BEGIN

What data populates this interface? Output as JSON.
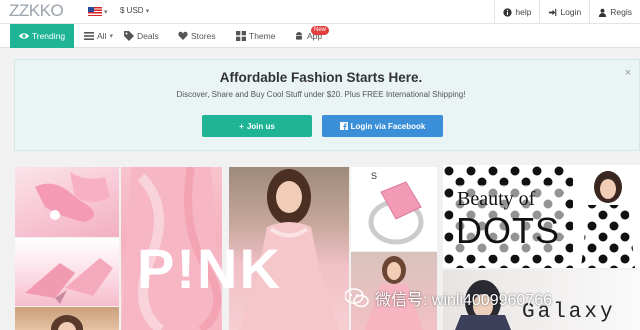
{
  "header": {
    "logo": "ZZKKO",
    "currency": "$ USD",
    "links": [
      {
        "label": "help",
        "icon": "info-icon"
      },
      {
        "label": "Login",
        "icon": "login-icon"
      },
      {
        "label": "Regis",
        "icon": "user-icon"
      }
    ]
  },
  "nav": {
    "items": [
      {
        "label": "Trending",
        "icon": "eye-icon"
      },
      {
        "label": "All",
        "icon": "list-icon"
      },
      {
        "label": "Deals",
        "icon": "tag-icon"
      },
      {
        "label": "Stores",
        "icon": "heart-icon"
      },
      {
        "label": "Theme",
        "icon": "grid-icon"
      },
      {
        "label": "App",
        "icon": "android-icon"
      }
    ],
    "new_badge": "New"
  },
  "banner": {
    "title": "Affordable Fashion Starts Here.",
    "subtitle": "Discover, Share and Buy Cool Stuff under $20. Plus FREE International Shipping!",
    "join_label": "Join us",
    "facebook_label": "Login via Facebook",
    "close": "×"
  },
  "feed": {
    "pink_text": "P!NK",
    "beauty_text": "Beauty of",
    "dots_text": "DOTS",
    "galaxy_text": "Galaxy"
  },
  "watermark": {
    "text": "微信号: winli4009960766"
  },
  "colors": {
    "accent": "#1fb496",
    "facebook": "#3a8fd8",
    "badge": "#e23e3e"
  }
}
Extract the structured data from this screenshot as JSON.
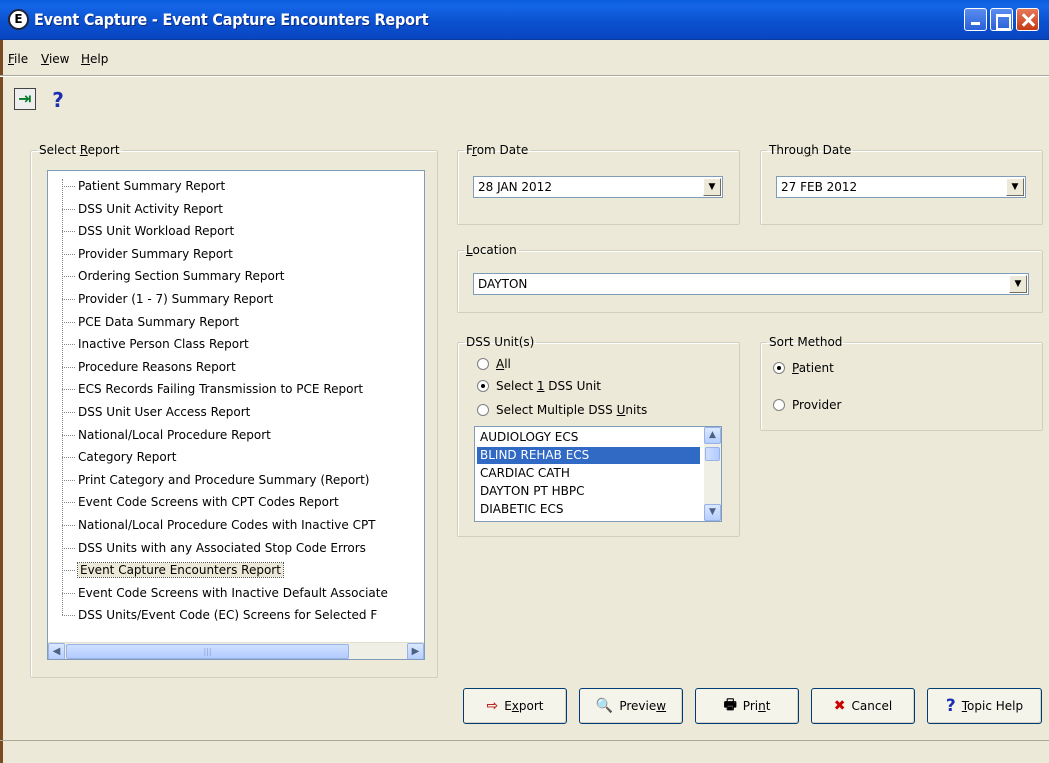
{
  "window": {
    "app_icon_letter": "E",
    "title": "Event Capture - Event Capture Encounters Report"
  },
  "menu": [
    {
      "first": "F",
      "rest": "ile"
    },
    {
      "first": "V",
      "rest": "iew"
    },
    {
      "first": "H",
      "rest": "elp"
    }
  ],
  "toolbar": {
    "exit_glyph": "⇥",
    "help_glyph": "?"
  },
  "select_report": {
    "legend_pre": "Select ",
    "legend_u": "R",
    "legend_post": "eport",
    "items": [
      "Patient Summary Report",
      "DSS Unit Activity Report",
      "DSS Unit Workload Report",
      "Provider Summary Report",
      "Ordering Section Summary Report",
      "Provider (1 - 7) Summary Report",
      "PCE Data Summary Report",
      "Inactive Person Class Report",
      "Procedure Reasons Report",
      "ECS Records Failing Transmission to PCE Report",
      "DSS Unit User Access Report",
      "National/Local Procedure Report",
      "Category Report",
      "Print Category and Procedure Summary (Report)",
      "Event Code Screens with CPT Codes Report",
      "National/Local Procedure Codes with Inactive CPT",
      "DSS Units with any Associated Stop Code Errors",
      "Event Capture Encounters Report",
      "Event Code Screens with Inactive Default Associate",
      "DSS Units/Event Code (EC) Screens for Selected F"
    ],
    "selected_index": 17
  },
  "from_date": {
    "legend_pre": "F",
    "legend_u": "r",
    "legend_post": "om Date",
    "value": "28 JAN 2012"
  },
  "through_date": {
    "legend_pre": "Throu",
    "legend_u": "g",
    "legend_post": "h Date",
    "value": "27 FEB 2012"
  },
  "location": {
    "legend_u": "L",
    "legend_post": "ocation",
    "value": "DAYTON"
  },
  "dss_units": {
    "legend": "DSS Unit(s)",
    "options": [
      {
        "pre": "",
        "u": "A",
        "post": "ll",
        "checked": false
      },
      {
        "pre": "Select ",
        "u": "1",
        "post": " DSS Unit",
        "checked": true
      },
      {
        "pre": "Select Multiple DSS ",
        "u": "U",
        "post": "nits",
        "checked": false
      }
    ],
    "list": [
      "AUDIOLOGY ECS",
      "BLIND REHAB ECS",
      "CARDIAC CATH",
      "DAYTON PT HBPC",
      "DIABETIC ECS"
    ],
    "list_selected": 1
  },
  "sort_method": {
    "legend": "Sort Method",
    "options": [
      {
        "u": "P",
        "post": "atient",
        "checked": true
      },
      {
        "u": "",
        "post": "Provider",
        "checked": false
      }
    ]
  },
  "buttons": [
    {
      "icon": "⇨",
      "pre": "E",
      "u": "x",
      "post": "port"
    },
    {
      "icon": "🔍",
      "pre": "Previe",
      "u": "w",
      "post": ""
    },
    {
      "icon": "🖶",
      "pre": "Pri",
      "u": "n",
      "post": "t"
    },
    {
      "icon": "✖",
      "pre": "Cancel",
      "u": "",
      "post": ""
    },
    {
      "icon": "?",
      "pre": "",
      "u": "T",
      "post": "opic Help"
    }
  ],
  "colors": {
    "titlebar": "#0b52d0",
    "dialog_bg": "#ece9d8",
    "selection": "#316ac5",
    "cancel_icon": "#cc0000",
    "help_icon": "#1c2fb2"
  }
}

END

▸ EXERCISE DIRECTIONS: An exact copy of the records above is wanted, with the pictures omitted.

▸ THE COMPLETED TASK:
What data populates this interface? Output as JSON.
{
  "header": {
    "logo": "ZZKKO",
    "currency": "$ USD",
    "links": [
      {
        "label": "help",
        "icon": "info-icon"
      },
      {
        "label": "Login",
        "icon": "login-icon"
      },
      {
        "label": "Regis",
        "icon": "user-icon"
      }
    ]
  },
  "nav": {
    "items": [
      {
        "label": "Trending",
        "icon": "eye-icon"
      },
      {
        "label": "All",
        "icon": "list-icon"
      },
      {
        "label": "Deals",
        "icon": "tag-icon"
      },
      {
        "label": "Stores",
        "icon": "heart-icon"
      },
      {
        "label": "Theme",
        "icon": "grid-icon"
      },
      {
        "label": "App",
        "icon": "android-icon"
      }
    ],
    "new_badge": "New"
  },
  "banner": {
    "title": "Affordable Fashion Starts Here.",
    "subtitle": "Discover, Share and Buy Cool Stuff under $20. Plus FREE International Shipping!",
    "join_label": "Join us",
    "facebook_label": "Login via Facebook",
    "close": "×"
  },
  "feed": {
    "pink_text": "P!NK",
    "beauty_text": "Beauty of",
    "dots_text": "DOTS",
    "galaxy_text": "Galaxy"
  },
  "watermark": {
    "text": "微信号: winli4009960766"
  },
  "colors": {
    "accent": "#1fb496",
    "facebook": "#3a8fd8",
    "badge": "#e23e3e"
  }
}
Extract the structured data from this screenshot as JSON.
{
  "window": {
    "app_icon_letter": "E",
    "title": "Event Capture - Event Capture Encounters Report"
  },
  "menu": [
    {
      "first": "F",
      "rest": "ile"
    },
    {
      "first": "V",
      "rest": "iew"
    },
    {
      "first": "H",
      "rest": "elp"
    }
  ],
  "toolbar": {
    "exit_glyph": "⇥",
    "help_glyph": "?"
  },
  "select_report": {
    "legend_pre": "Select ",
    "legend_u": "R",
    "legend_post": "eport",
    "items": [
      "Patient Summary Report",
      "DSS Unit Activity Report",
      "DSS Unit Workload Report",
      "Provider Summary Report",
      "Ordering Section Summary Report",
      "Provider (1 - 7) Summary Report",
      "PCE Data Summary Report",
      "Inactive Person Class Report",
      "Procedure Reasons Report",
      "ECS Records Failing Transmission to PCE Report",
      "DSS Unit User Access Report",
      "National/Local Procedure Report",
      "Category Report",
      "Print Category and Procedure Summary (Report)",
      "Event Code Screens with CPT Codes Report",
      "National/Local Procedure Codes with Inactive CPT",
      "DSS Units with any Associated Stop Code Errors",
      "Event Capture Encounters Report",
      "Event Code Screens with Inactive Default Associate",
      "DSS Units/Event Code (EC) Screens for Selected F"
    ],
    "selected_index": 17
  },
  "from_date": {
    "legend_pre": "F",
    "legend_u": "r",
    "legend_post": "om Date",
    "value": "28 JAN 2012"
  },
  "through_date": {
    "legend_pre": "Throu",
    "legend_u": "g",
    "legend_post": "h Date",
    "value": "27 FEB 2012"
  },
  "location": {
    "legend_u": "L",
    "legend_post": "ocation",
    "value": "DAYTON"
  },
  "dss_units": {
    "legend": "DSS Unit(s)",
    "options": [
      {
        "pre": "",
        "u": "A",
        "post": "ll",
        "checked": false
      },
      {
        "pre": "Select ",
        "u": "1",
        "post": " DSS Unit",
        "checked": true
      },
      {
        "pre": "Select Multiple DSS ",
        "u": "U",
        "post": "nits",
        "checked": false
      }
    ],
    "list": [
      "AUDIOLOGY ECS",
      "BLIND REHAB ECS",
      "CARDIAC CATH",
      "DAYTON PT HBPC",
      "DIABETIC ECS"
    ],
    "list_selected": 1
  },
  "sort_method": {
    "legend": "Sort Method",
    "options": [
      {
        "u": "P",
        "post": "atient",
        "checked": true
      },
      {
        "u": "",
        "post": "Provider",
        "checked": false
      }
    ]
  },
  "buttons": [
    {
      "icon": "⇨",
      "pre": "E",
      "u": "x",
      "post": "port"
    },
    {
      "icon": "🔍",
      "pre": "Previe",
      "u": "w",
      "post": ""
    },
    {
      "icon": "🖶",
      "pre": "Pri",
      "u": "n",
      "post": "t"
    },
    {
      "icon": "✖",
      "pre": "Cancel",
      "u": "",
      "post": ""
    },
    {
      "icon": "?",
      "pre": "",
      "u": "T",
      "post": "opic Help"
    }
  ],
  "colors": {
    "titlebar": "#0b52d0",
    "dialog_bg": "#ece9d8",
    "selection": "#316ac5",
    "cancel_icon": "#cc0000",
    "help_icon": "#1c2fb2"
  }
}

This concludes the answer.